Entries from a dataset of interfaces
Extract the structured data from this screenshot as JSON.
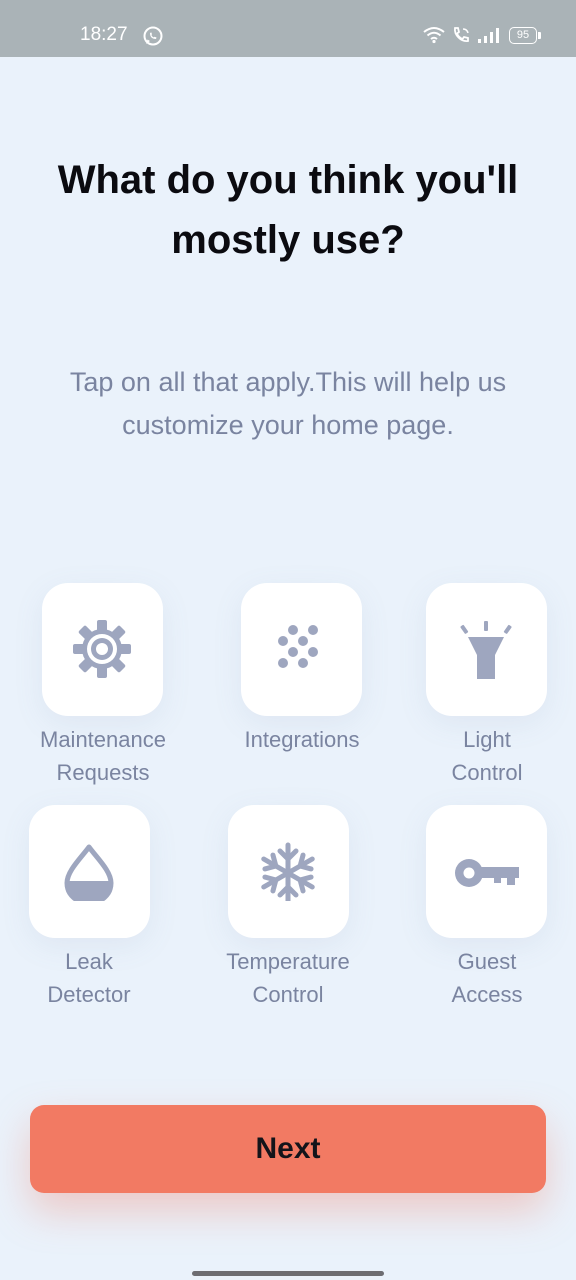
{
  "status_bar": {
    "time": "18:27",
    "battery": "95"
  },
  "page": {
    "title": "What do you think you'll mostly use?",
    "subtitle_line1": "Tap on all that apply.This will help us",
    "subtitle_line2": "customize your home page."
  },
  "options": [
    {
      "icon": "gear-icon",
      "line1": "Maintenance",
      "line2": "Requests"
    },
    {
      "icon": "dots-icon",
      "line1": "Integrations",
      "line2": ""
    },
    {
      "icon": "flashlight-icon",
      "line1": "Light",
      "line2": "Control"
    },
    {
      "icon": "water-drop-icon",
      "line1": "Leak",
      "line2": "Detector"
    },
    {
      "icon": "snowflake-icon",
      "line1": "Temperature",
      "line2": "Control"
    },
    {
      "icon": "key-icon",
      "line1": "Guest",
      "line2": "Access"
    }
  ],
  "next_button": {
    "label": "Next"
  },
  "colors": {
    "background": "#eaf2fb",
    "accent": "#f27a63",
    "icon": "#9ea6bf",
    "label": "#7a84a0"
  }
}
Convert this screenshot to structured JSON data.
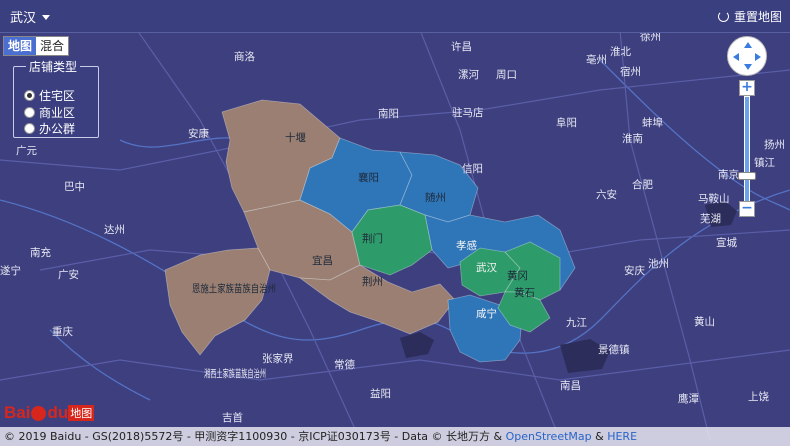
{
  "topbar": {
    "city": "武汉",
    "reset_label": "重置地图"
  },
  "map_type": {
    "options": [
      "地图",
      "混合"
    ],
    "selected": "地图"
  },
  "legend": {
    "title": "店铺类型",
    "items": [
      "住宅区",
      "商业区",
      "办公群"
    ],
    "selected": "住宅区"
  },
  "colors": {
    "background": "#3d3f7e",
    "tier_brown": "#9a7f72",
    "tier_blue": "#2f76b8",
    "tier_green": "#2e9b6a",
    "road": "#585ba6",
    "river": "#4f7fd1"
  },
  "regions": [
    {
      "name": "十堰",
      "tier": "brown"
    },
    {
      "name": "恩施土家族苗族自治州",
      "tier": "brown"
    },
    {
      "name": "宜昌",
      "tier": "brown"
    },
    {
      "name": "荆州",
      "tier": "brown"
    },
    {
      "name": "襄阳",
      "tier": "blue"
    },
    {
      "name": "随州",
      "tier": "blue"
    },
    {
      "name": "孝感",
      "tier": "blue"
    },
    {
      "name": "咸宁",
      "tier": "blue"
    },
    {
      "name": "荆门",
      "tier": "green"
    },
    {
      "name": "武汉",
      "tier": "green"
    },
    {
      "name": "黄冈",
      "tier": "green"
    },
    {
      "name": "黄石",
      "tier": "green"
    }
  ],
  "place_labels": [
    "南阳",
    "许昌",
    "漯河",
    "周口",
    "亳州",
    "淮北",
    "宿州",
    "徐州",
    "商洛",
    "驻马店",
    "阜阳",
    "蚌埠",
    "安康",
    "信阳",
    "淮南",
    "南京",
    "扬州",
    "镇江",
    "广元",
    "巴中",
    "六安",
    "合肥",
    "马鞍山",
    "芜湖",
    "达州",
    "宣城",
    "南充",
    "池州",
    "遂宁",
    "广安",
    "安庆",
    "重庆",
    "九江",
    "黄山",
    "张家界",
    "常德",
    "景德镇",
    "湘西土家族苗族自治州",
    "益阳",
    "吉首",
    "南昌",
    "上饶",
    "鹰潭"
  ],
  "attribution": {
    "text": "© 2019 Baidu - GS(2018)5572号 - 甲测资字1100930 - 京ICP证030173号 - Data © 长地万方 & ",
    "link1": "OpenStreetMap",
    "sep": " & ",
    "link2": "HERE"
  },
  "logo": {
    "text_bai": "Bai",
    "text_du": "du",
    "text_map": "地图"
  }
}
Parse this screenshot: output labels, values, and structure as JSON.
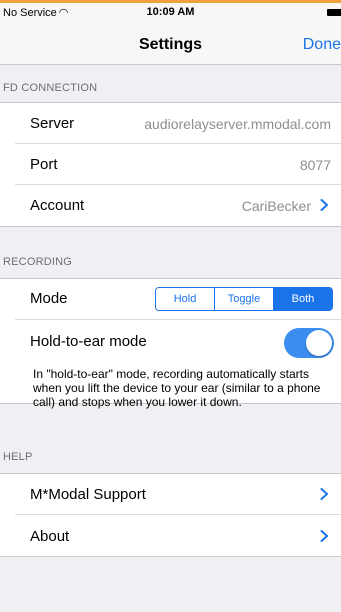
{
  "status_bar": {
    "carrier": "No Service",
    "time": "10:09 AM",
    "wifi_icon": "wifi-icon",
    "battery_icon": "battery-icon"
  },
  "navbar": {
    "title": "Settings",
    "done_label": "Done"
  },
  "sections": {
    "fd_connection": {
      "header": "FD CONNECTION",
      "server_label": "Server",
      "server_value": "audiorelayserver.mmodal.com",
      "port_label": "Port",
      "port_value": "8077",
      "account_label": "Account",
      "account_value": "CariBecker"
    },
    "recording": {
      "header": "RECORDING",
      "mode_label": "Mode",
      "mode_options": [
        "Hold",
        "Toggle",
        "Both"
      ],
      "mode_selected": "Both",
      "hold_to_ear_label": "Hold-to-ear mode",
      "hold_to_ear_on": true,
      "hold_to_ear_help": "In \"hold-to-ear\" mode, recording automatically starts when you lift the device to your ear (similar to a phone call) and stops when you lower it down."
    },
    "help": {
      "header": "HELP",
      "support_label": "M*Modal Support",
      "about_label": "About"
    }
  },
  "colors": {
    "accent": "#1a73e8",
    "toggle_on": "#3b8ef0",
    "background": "#efeff4",
    "secondary_text": "#8e8e93",
    "top_strip": "#f0a13a"
  }
}
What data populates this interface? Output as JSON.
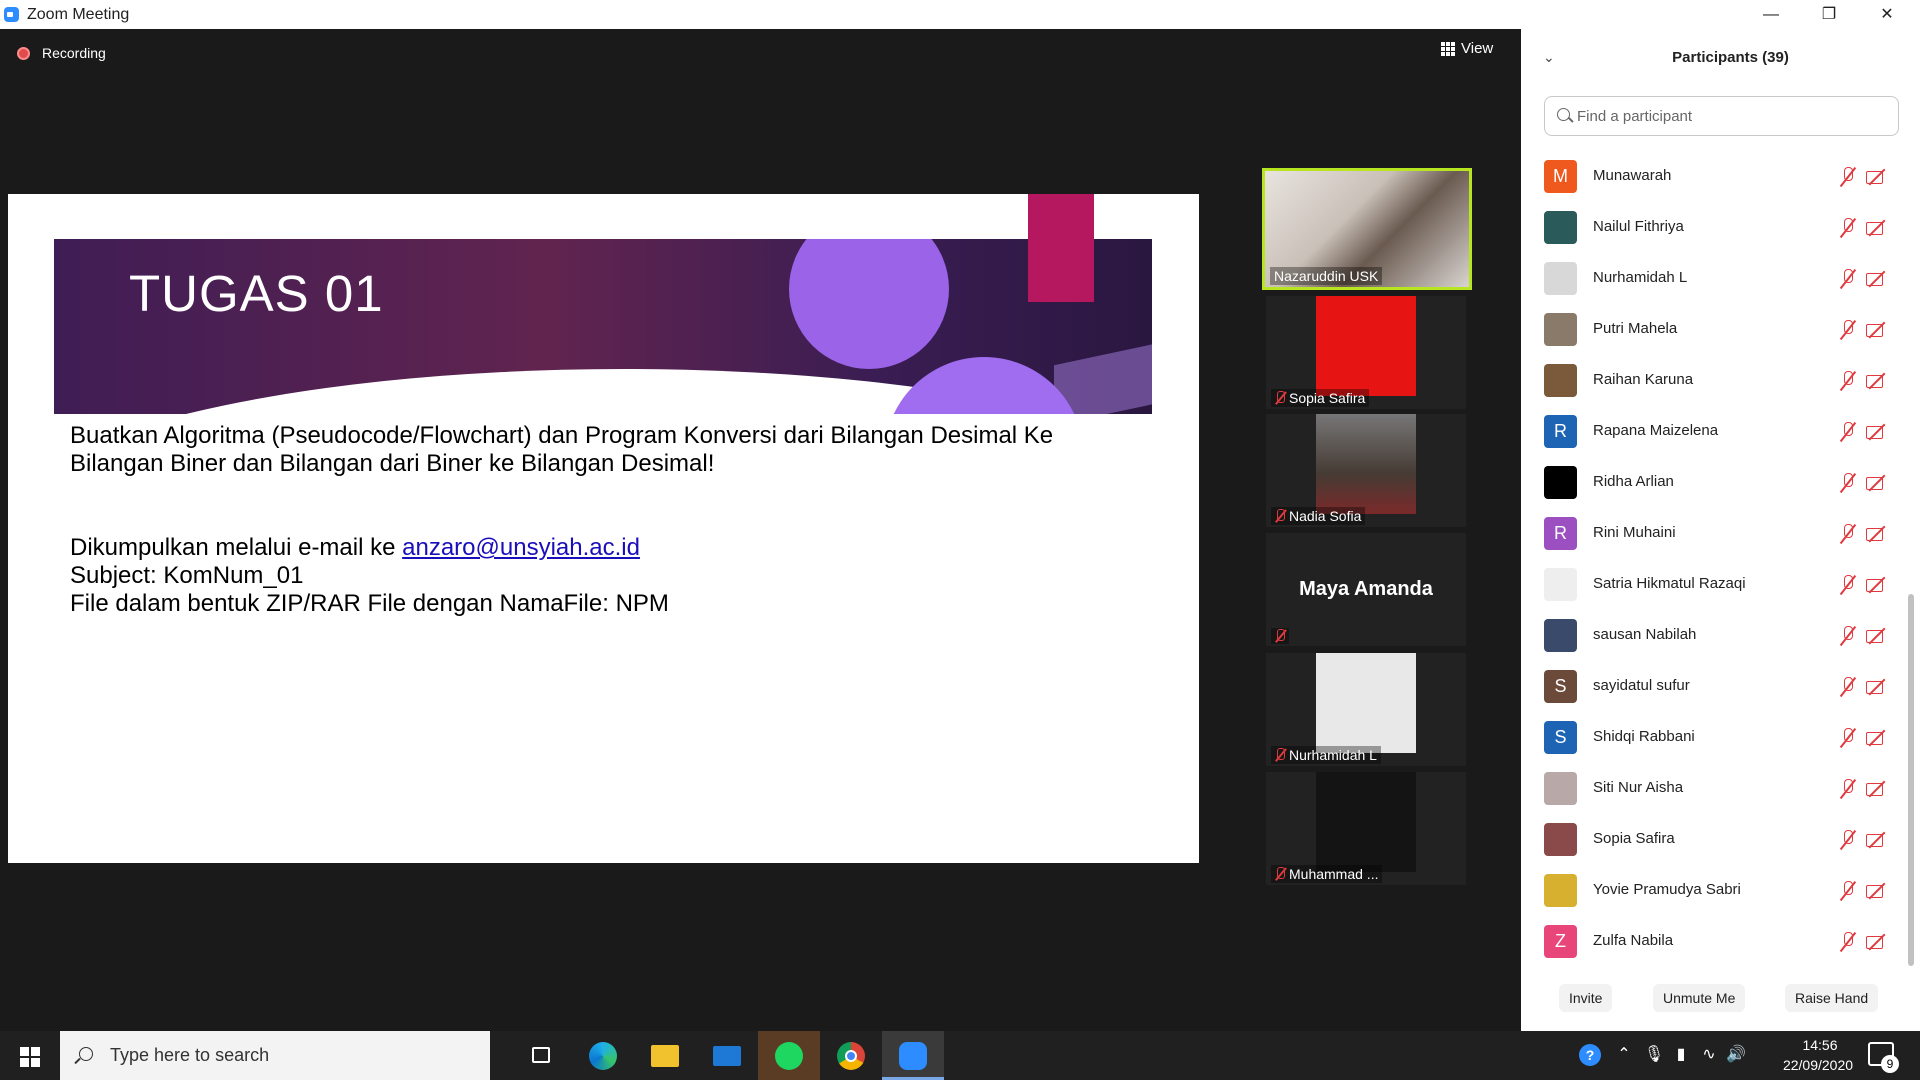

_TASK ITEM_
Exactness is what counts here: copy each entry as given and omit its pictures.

_YOUR RESPONSE_
Extract the structured data from this screenshot as JSON.
{
  "status_bar": {
    "time": "18:27",
    "battery": "95"
  },
  "page": {
    "title": "What do you think you'll mostly use?",
    "subtitle_line1": "Tap on all that apply.This will help us",
    "subtitle_line2": "customize your home page."
  },
  "options": [
    {
      "icon": "gear-icon",
      "line1": "Maintenance",
      "line2": "Requests"
    },
    {
      "icon": "dots-icon",
      "line1": "Integrations",
      "line2": ""
    },
    {
      "icon": "flashlight-icon",
      "line1": "Light",
      "line2": "Control"
    },
    {
      "icon": "water-drop-icon",
      "line1": "Leak",
      "line2": "Detector"
    },
    {
      "icon": "snowflake-icon",
      "line1": "Temperature",
      "line2": "Control"
    },
    {
      "icon": "key-icon",
      "line1": "Guest",
      "line2": "Access"
    }
  ],
  "next_button": {
    "label": "Next"
  },
  "colors": {
    "background": "#eaf2fb",
    "accent": "#f27a63",
    "icon": "#9ea6bf",
    "label": "#7a84a0"
  }
}
Convert this screenshot to structured JSON data.
{
  "topbar": {
    "city": "武汉",
    "reset_label": "重置地图"
  },
  "map_type": {
    "options": [
      "地图",
      "混合"
    ],
    "selected": "地图"
  },
  "legend": {
    "title": "店铺类型",
    "items": [
      "住宅区",
      "商业区",
      "办公群"
    ],
    "selected": "住宅区"
  },
  "colors": {
    "background": "#3d3f7e",
    "tier_brown": "#9a7f72",
    "tier_blue": "#2f76b8",
    "tier_green": "#2e9b6a",
    "road": "#585ba6",
    "river": "#4f7fd1"
  },
  "regions": [
    {
      "name": "十堰",
      "tier": "brown"
    },
    {
      "name": "恩施土家族苗族自治州",
      "tier": "brown"
    },
    {
      "name": "宜昌",
      "tier": "brown"
    },
    {
      "name": "荆州",
      "tier": "brown"
    },
    {
      "name": "襄阳",
      "tier": "blue"
    },
    {
      "name": "随州",
      "tier": "blue"
    },
    {
      "name": "孝感",
      "tier": "blue"
    },
    {
      "name": "咸宁",
      "tier": "blue"
    },
    {
      "name": "荆门",
      "tier": "green"
    },
    {
      "name": "武汉",
      "tier": "green"
    },
    {
      "name": "黄冈",
      "tier": "green"
    },
    {
      "name": "黄石",
      "tier": "green"
    }
  ],
  "place_labels": [
    "南阳",
    "许昌",
    "漯河",
    "周口",
    "亳州",
    "淮北",
    "宿州",
    "徐州",
    "商洛",
    "驻马店",
    "阜阳",
    "蚌埠",
    "安康",
    "信阳",
    "淮南",
    "南京",
    "扬州",
    "镇江",
    "广元",
    "巴中",
    "六安",
    "合肥",
    "马鞍山",
    "芜湖",
    "达州",
    "宣城",
    "南充",
    "池州",
    "遂宁",
    "广安",
    "安庆",
    "重庆",
    "九江",
    "黄山",
    "张家界",
    "常德",
    "景德镇",
    "湘西土家族苗族自治州",
    "益阳",
    "吉首",
    "南昌",
    "上饶",
    "鹰潭"
  ],
  "attribution": {
    "text": "© 2019 Baidu - GS(2018)5572号 - 甲测资字1100930 - 京ICP证030173号 - Data © 长地万方 & ",
    "link1": "OpenStreetMap",
    "sep": " & ",
    "link2": "HERE"
  },
  "logo": {
    "text_bai": "Bai",
    "text_du": "du",
    "text_map": "地图"
  }
}
Parse this screenshot: output labels, values, and structure as JSON.
{
  "status_bar": {
    "carrier": "No Service",
    "time": "10:09 AM",
    "wifi_icon": "wifi-icon",
    "battery_icon": "battery-icon"
  },
  "navbar": {
    "title": "Settings",
    "done_label": "Done"
  },
  "sections": {
    "fd_connection": {
      "header": "FD CONNECTION",
      "server_label": "Server",
      "server_value": "audiorelayserver.mmodal.com",
      "port_label": "Port",
      "port_value": "8077",
      "account_label": "Account",
      "account_value": "CariBecker"
    },
    "recording": {
      "header": "RECORDING",
      "mode_label": "Mode",
      "mode_options": [
        "Hold",
        "Toggle",
        "Both"
      ],
      "mode_selected": "Both",
      "hold_to_ear_label": "Hold-to-ear mode",
      "hold_to_ear_on": true,
      "hold_to_ear_help": "In \"hold-to-ear\" mode, recording automatically starts when you lift the device to your ear (similar to a phone call) and stops when you lower it down."
    },
    "help": {
      "header": "HELP",
      "support_label": "M*Modal Support",
      "about_label": "About"
    }
  },
  "colors": {
    "accent": "#1a73e8",
    "toggle_on": "#3b8ef0",
    "background": "#efeff4",
    "secondary_text": "#8e8e93",
    "top_strip": "#f0a13a"
  }
}
What data populates this interface? Output as JSON.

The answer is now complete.